* _Problem description_
Copy, from the material below, every line in which the word "have" can be found.
╭─ Input
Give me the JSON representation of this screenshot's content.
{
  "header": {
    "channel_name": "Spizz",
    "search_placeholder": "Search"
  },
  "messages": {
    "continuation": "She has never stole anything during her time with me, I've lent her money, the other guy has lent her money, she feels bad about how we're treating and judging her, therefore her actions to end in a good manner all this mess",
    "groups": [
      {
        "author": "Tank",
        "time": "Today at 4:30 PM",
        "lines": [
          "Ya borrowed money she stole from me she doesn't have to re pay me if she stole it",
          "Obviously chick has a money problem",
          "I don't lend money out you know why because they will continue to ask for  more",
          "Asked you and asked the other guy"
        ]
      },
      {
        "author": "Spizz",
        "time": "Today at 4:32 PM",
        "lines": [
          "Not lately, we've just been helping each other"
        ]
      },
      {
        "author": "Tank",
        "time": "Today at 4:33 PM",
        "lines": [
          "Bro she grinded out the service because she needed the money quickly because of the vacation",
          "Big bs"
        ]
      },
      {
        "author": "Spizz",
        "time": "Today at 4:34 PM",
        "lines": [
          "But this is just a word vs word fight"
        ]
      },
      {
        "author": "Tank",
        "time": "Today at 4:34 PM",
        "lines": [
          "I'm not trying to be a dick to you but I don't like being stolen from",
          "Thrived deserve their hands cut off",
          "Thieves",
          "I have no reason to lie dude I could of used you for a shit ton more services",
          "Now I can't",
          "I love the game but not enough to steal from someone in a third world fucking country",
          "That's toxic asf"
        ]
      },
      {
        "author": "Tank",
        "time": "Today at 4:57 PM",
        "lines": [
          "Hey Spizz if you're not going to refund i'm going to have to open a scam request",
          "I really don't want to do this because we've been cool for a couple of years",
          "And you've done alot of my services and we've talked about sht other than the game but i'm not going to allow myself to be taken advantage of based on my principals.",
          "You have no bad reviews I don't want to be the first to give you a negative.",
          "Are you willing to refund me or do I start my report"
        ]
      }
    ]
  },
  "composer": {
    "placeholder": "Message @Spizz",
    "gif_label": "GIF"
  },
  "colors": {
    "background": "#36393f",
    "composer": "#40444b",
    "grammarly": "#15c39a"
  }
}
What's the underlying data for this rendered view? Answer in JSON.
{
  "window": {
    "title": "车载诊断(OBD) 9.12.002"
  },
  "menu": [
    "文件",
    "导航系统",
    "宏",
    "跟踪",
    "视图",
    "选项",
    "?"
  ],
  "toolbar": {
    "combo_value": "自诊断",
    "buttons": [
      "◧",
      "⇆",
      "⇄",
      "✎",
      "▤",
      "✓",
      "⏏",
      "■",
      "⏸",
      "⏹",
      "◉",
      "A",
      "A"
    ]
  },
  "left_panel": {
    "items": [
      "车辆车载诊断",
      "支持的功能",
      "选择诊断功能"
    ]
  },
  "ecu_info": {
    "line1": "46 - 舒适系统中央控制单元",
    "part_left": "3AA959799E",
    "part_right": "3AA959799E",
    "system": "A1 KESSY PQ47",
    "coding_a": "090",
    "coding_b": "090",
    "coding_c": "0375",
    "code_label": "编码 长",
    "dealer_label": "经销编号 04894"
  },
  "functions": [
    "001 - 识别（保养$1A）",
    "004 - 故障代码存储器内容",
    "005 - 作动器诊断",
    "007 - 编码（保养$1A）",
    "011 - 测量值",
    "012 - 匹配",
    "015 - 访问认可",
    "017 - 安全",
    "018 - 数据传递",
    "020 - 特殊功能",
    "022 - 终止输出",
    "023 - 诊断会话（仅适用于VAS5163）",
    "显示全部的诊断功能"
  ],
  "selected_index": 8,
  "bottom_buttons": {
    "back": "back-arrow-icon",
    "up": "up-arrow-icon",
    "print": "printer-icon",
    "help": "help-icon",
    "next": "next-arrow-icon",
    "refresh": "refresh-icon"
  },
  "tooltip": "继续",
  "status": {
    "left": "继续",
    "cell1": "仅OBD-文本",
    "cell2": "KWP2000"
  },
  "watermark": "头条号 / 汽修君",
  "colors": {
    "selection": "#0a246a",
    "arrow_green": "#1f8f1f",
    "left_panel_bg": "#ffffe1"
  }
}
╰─
* _Written response_
          "Ya borrowed money she stole from me she doesn't have to re pay me if she stole it",
          "I have no reason to lie dude I could of used you for a shit ton more services",
          "Hey Spizz if you're not going to refund i'm going to have to open a scam request",
          "You have no bad reviews I don't want to be the first to give you a negative.",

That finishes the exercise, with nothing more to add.